As we do every year, we surveyed incoming freshmen about their technology habits during summer orientation. This year we received nearly 800 responses. What did we learn?
Some things we already knew–students like Google and their Google use is only going up. This year we saw 94% using Gmail, 81% using Google Drive, 75% using the Google Chrome browser, and 74% using Google Docs. Given our recent switch to Gmail & Google calendar, we in OIT were happy to see that. We’ll also take their use of Drive and Docs into account as we consider whether and when to turn on those other apps in GSuite.
And, of course, yes, our students are as mobile as ever.
Digital Identity? Not so much . . .
What are they doing with their constant connection? 88% report that they use the web for Social Media. This year, we decided to unpack what that means by asking them if they maintain a digital identity.

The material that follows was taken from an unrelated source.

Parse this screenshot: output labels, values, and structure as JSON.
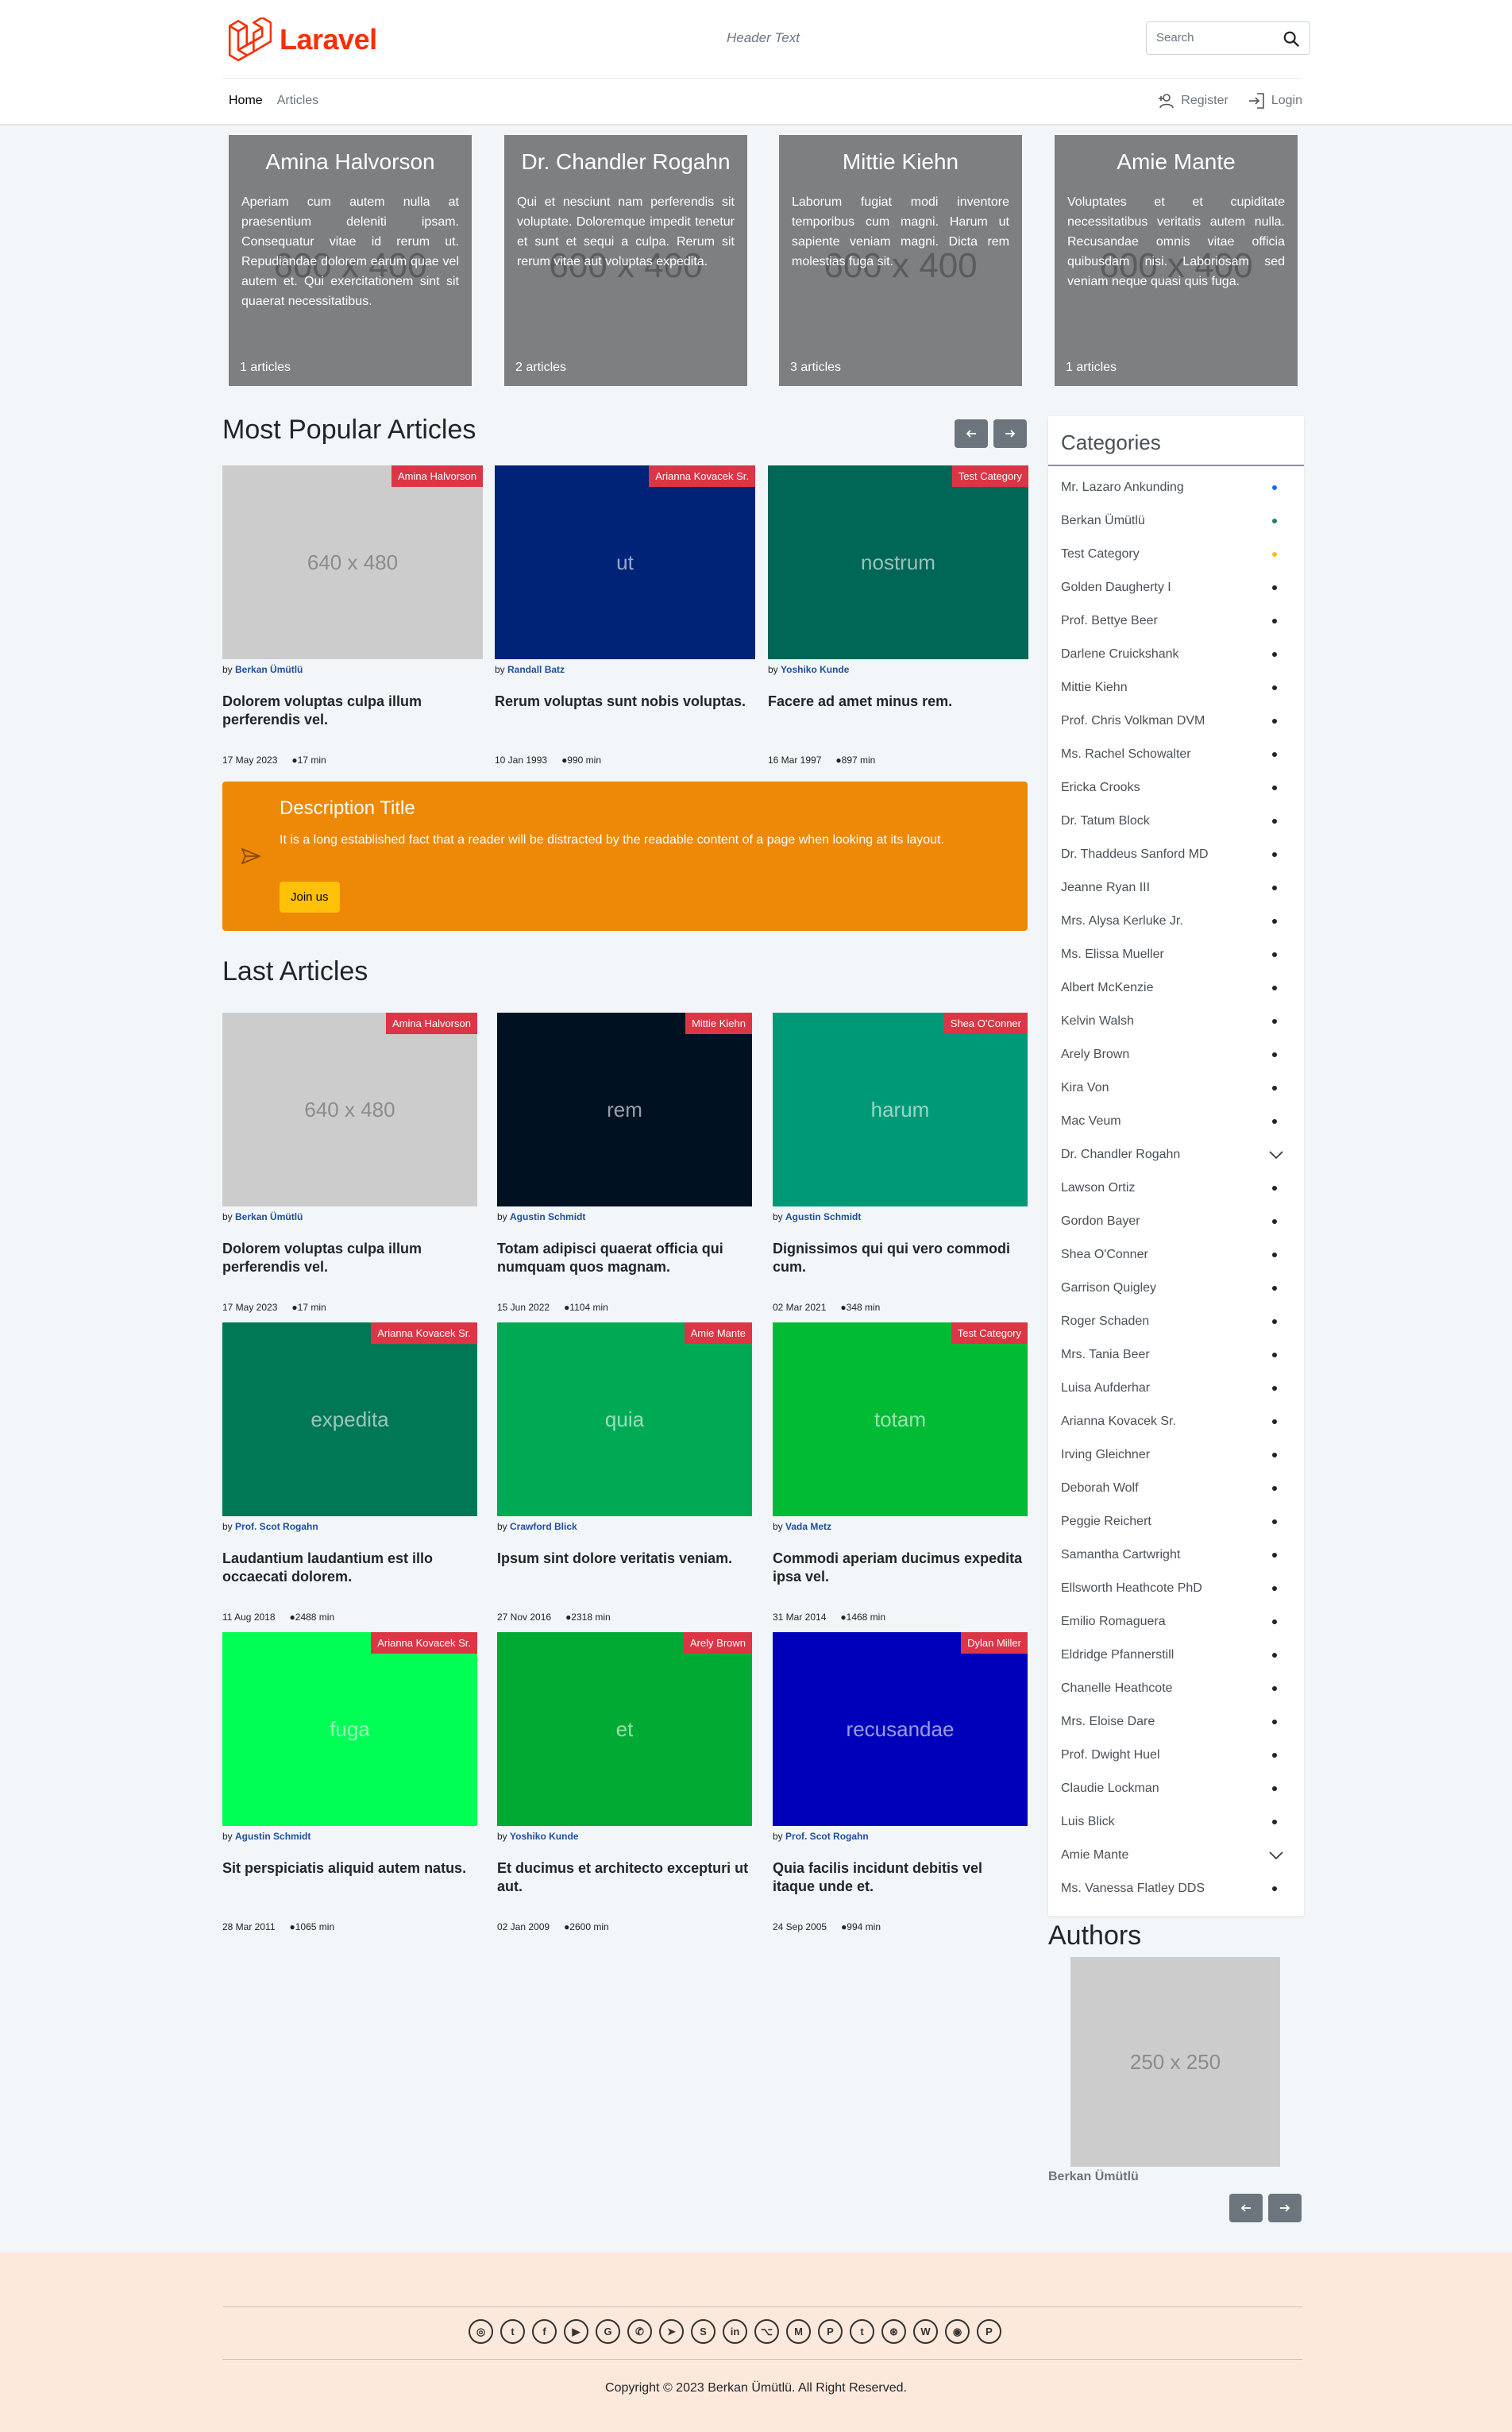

71% of them don’t. If you look more closely at their social media apps, Facebook and Twitter use continues to decline while Instagram and Snapchat use is growing. These two apps, in particular, function off the idea of instantaneous and ephemeral communication. In her study of teen social media use, It’s Complicated: The Social Lives of Network Teens, danah boyd, argues that teens replicate analog communications and see digital spaces as a continuum not an alternative to face-to-face interactions. Instagram and Snapchat have replaced my generation’s practice of passing notes in class. These apps are not necessarily about establishing a brand identity, unlike social media apps, Facebook and Twitter, where we see use declining.
Online or web-enhanced learning?
While they may not be branding themselves on the open web, students are used to using the web for learning. This year, we saw a dramatic drop in the response for students who have “never used an LMS (learning management system)” from 43% last year to 17% this year.
While most students have experience using an online LMS, they have not been fully online students. Nevertheless, even here we saw an increase: 35% have taken a class online which is up from 31% last year. In other words, over a third of incoming freshmen are familiar with online classes.
Beyond online learning, students increasingly work digitally whether that is composing assignments and notes using online Docs (like Google) or accessing course materials, information, and grades online. What does this mean for instruction? These students are ready for faculty to level up in Canvas by moving more course workflow online, but they may also be open for more innovative uses of online technology like collaborative projects, writing, peer editing, or group brainstorming. Instructors could even leverage those ubiquitous mobile devices to expand the face-to-face classroom or encourage virtual group work outside of class.
Finally, we always ask what new technologies students are interested in. This year, wearable tech, 3D printing, and virtual reality headsets all passed 50% . Is it time to get a makerspace on campus?
Thanks to Brenda Adrian, Jenny Cha, Ling Chen, Laura Lucas, Chris Mosier, Joana Trimble, Mike Weston for contributing insights to this post and to Eric Trimble and the team of student workers in Instructional Technology for the graphics.